ABOUT THIS EXERCISE: Write out each record a second time, exactly.
[DATASET RECORDS — start]
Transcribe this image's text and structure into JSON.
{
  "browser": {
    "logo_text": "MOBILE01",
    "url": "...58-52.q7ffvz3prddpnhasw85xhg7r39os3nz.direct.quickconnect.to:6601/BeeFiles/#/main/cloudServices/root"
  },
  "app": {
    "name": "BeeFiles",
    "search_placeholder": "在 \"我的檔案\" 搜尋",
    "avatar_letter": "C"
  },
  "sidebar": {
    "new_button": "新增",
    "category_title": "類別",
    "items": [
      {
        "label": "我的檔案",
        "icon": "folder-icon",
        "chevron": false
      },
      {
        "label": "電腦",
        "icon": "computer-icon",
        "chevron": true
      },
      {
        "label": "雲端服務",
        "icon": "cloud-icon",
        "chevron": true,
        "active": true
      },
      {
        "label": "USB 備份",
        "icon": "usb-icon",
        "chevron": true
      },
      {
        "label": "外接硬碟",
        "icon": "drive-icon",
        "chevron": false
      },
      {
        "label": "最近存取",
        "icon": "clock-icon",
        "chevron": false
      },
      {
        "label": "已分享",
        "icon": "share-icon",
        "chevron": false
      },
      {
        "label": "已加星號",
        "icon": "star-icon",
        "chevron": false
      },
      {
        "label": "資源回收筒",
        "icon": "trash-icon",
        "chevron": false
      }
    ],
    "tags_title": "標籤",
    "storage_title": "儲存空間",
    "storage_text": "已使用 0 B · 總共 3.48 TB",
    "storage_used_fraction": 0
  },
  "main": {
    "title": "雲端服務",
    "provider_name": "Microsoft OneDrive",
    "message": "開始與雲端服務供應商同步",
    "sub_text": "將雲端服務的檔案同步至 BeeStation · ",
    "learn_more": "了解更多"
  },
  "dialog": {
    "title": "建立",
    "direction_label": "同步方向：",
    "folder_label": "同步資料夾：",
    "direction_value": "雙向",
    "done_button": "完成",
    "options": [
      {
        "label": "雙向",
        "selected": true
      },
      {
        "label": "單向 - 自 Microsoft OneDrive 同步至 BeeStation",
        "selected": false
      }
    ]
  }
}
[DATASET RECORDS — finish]
OUTPUT FOR THIS TASK:
Transcribe this image's text and structure into JSON.
{
  "browser": {
    "logo_text": "MOBILE01",
    "url": "...58-52.q7ffvz3prddpnhasw85xhg7r39os3nz.direct.quickconnect.to:6601/BeeFiles/#/main/cloudServices/root"
  },
  "app": {
    "name": "BeeFiles",
    "search_placeholder": "在 \"我的檔案\" 搜尋",
    "avatar_letter": "C"
  },
  "sidebar": {
    "new_button": "新增",
    "category_title": "類別",
    "items": [
      {
        "label": "我的檔案",
        "icon": "folder-icon",
        "chevron": false
      },
      {
        "label": "電腦",
        "icon": "computer-icon",
        "chevron": true
      },
      {
        "label": "雲端服務",
        "icon": "cloud-icon",
        "chevron": true,
        "active": true
      },
      {
        "label": "USB 備份",
        "icon": "usb-icon",
        "chevron": true
      },
      {
        "label": "外接硬碟",
        "icon": "drive-icon",
        "chevron": false
      },
      {
        "label": "最近存取",
        "icon": "clock-icon",
        "chevron": false
      },
      {
        "label": "已分享",
        "icon": "share-icon",
        "chevron": false
      },
      {
        "label": "已加星號",
        "icon": "star-icon",
        "chevron": false
      },
      {
        "label": "資源回收筒",
        "icon": "trash-icon",
        "chevron": false
      }
    ],
    "tags_title": "標籤",
    "storage_title": "儲存空間",
    "storage_text": "已使用 0 B · 總共 3.48 TB",
    "storage_used_fraction": 0
  },
  "main": {
    "title": "雲端服務",
    "provider_name": "Microsoft OneDrive",
    "message": "開始與雲端服務供應商同步",
    "sub_text": "將雲端服務的檔案同步至 BeeStation · ",
    "learn_more": "了解更多"
  },
  "dialog": {
    "title": "建立",
    "direction_label": "同步方向：",
    "folder_label": "同步資料夾：",
    "direction_value": "雙向",
    "done_button": "完成",
    "options": [
      {
        "label": "雙向",
        "selected": true
      },
      {
        "label": "單向 - 自 Microsoft OneDrive 同步至 BeeStation",
        "selected": false
      }
    ]
  }
}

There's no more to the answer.